((

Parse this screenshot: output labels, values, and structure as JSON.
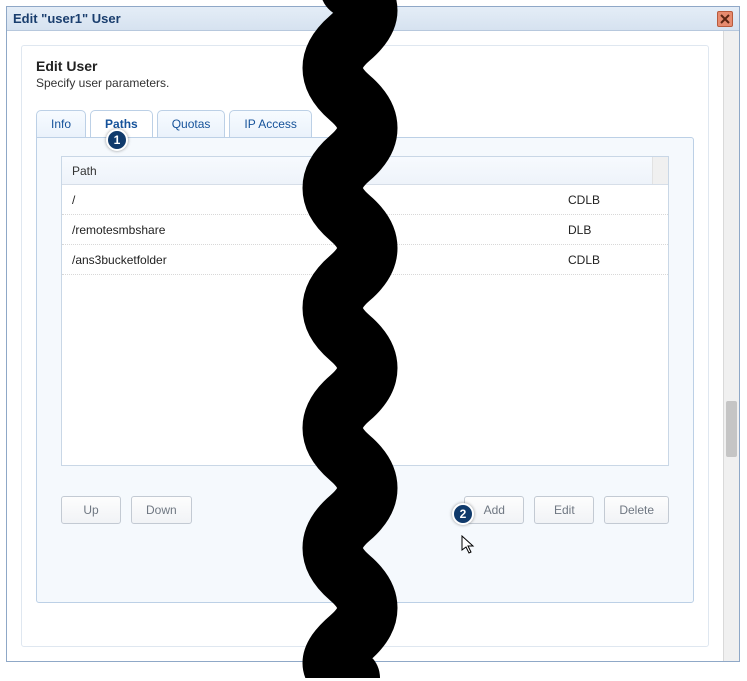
{
  "dialog": {
    "title": "Edit \"user1\" User"
  },
  "header": {
    "title": "Edit User",
    "subtitle": "Specify user parameters."
  },
  "tabs": [
    {
      "label": "Info"
    },
    {
      "label": "Paths",
      "active": true
    },
    {
      "label": "Quotas"
    },
    {
      "label": "IP Access"
    }
  ],
  "table": {
    "columns": {
      "path": "Path",
      "perm": ""
    },
    "rows": [
      {
        "path": "/",
        "perm": "CDLB"
      },
      {
        "path": "/remotesmbshare",
        "perm": "DLB"
      },
      {
        "path": "/ans3bucketfolder",
        "perm": "CDLB"
      }
    ]
  },
  "buttons": {
    "up": "Up",
    "down": "Down",
    "add": "Add",
    "edit": "Edit",
    "delete": "Delete"
  },
  "badges": {
    "one": "1",
    "two": "2"
  }
}
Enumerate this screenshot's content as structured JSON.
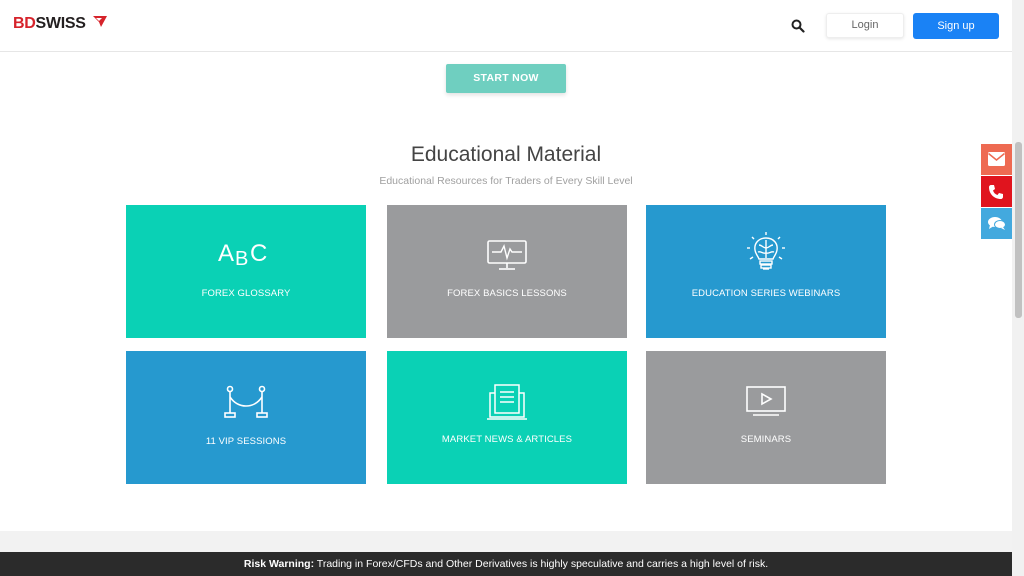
{
  "header": {
    "logo_bd": "BD",
    "logo_swiss": "SWISS",
    "login_label": "Login",
    "signup_label": "Sign up"
  },
  "hero": {
    "start_label": "START NOW"
  },
  "section": {
    "title": "Educational Material",
    "subtitle": "Educational Resources for Traders of Every Skill Level"
  },
  "cards": [
    {
      "label": "FOREX GLOSSARY",
      "icon": "abc-icon",
      "color": "#0ad1b5",
      "icon_text": "ABC"
    },
    {
      "label": "FOREX BASICS LESSONS",
      "icon": "monitor-pulse-icon",
      "color": "#9a9b9d"
    },
    {
      "label": "EDUCATION SERIES WEBINARS",
      "icon": "brain-bulb-icon",
      "color": "#2699cf"
    },
    {
      "label": "1⁠1 VIP SESSIONS",
      "icon": "velvet-rope-icon",
      "color": "#2699cf"
    },
    {
      "label": "MARKET NEWS & ARTICLES",
      "icon": "news-icon",
      "color": "#0ad1b5"
    },
    {
      "label": "SEMINARS",
      "icon": "video-play-icon",
      "color": "#9a9b9d"
    }
  ],
  "contact": [
    "mail-icon",
    "phone-icon",
    "chat-icon"
  ],
  "risk": {
    "title": "Risk Warning:",
    "text": " Trading in Forex/CFDs and Other Derivatives is highly speculative and carries a high level of risk."
  },
  "colors": {
    "brand_red": "#d6232b",
    "signup_blue": "#1a82f5",
    "start_teal": "#6fcfc0",
    "teal": "#0ad1b5",
    "gray": "#9a9b9d",
    "blue": "#2699cf"
  }
}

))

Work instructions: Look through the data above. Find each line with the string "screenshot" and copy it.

Response area:
Parse this screenshot: output labels, values, and structure as JSON.
Enumerate this screenshot's content as structured JSON.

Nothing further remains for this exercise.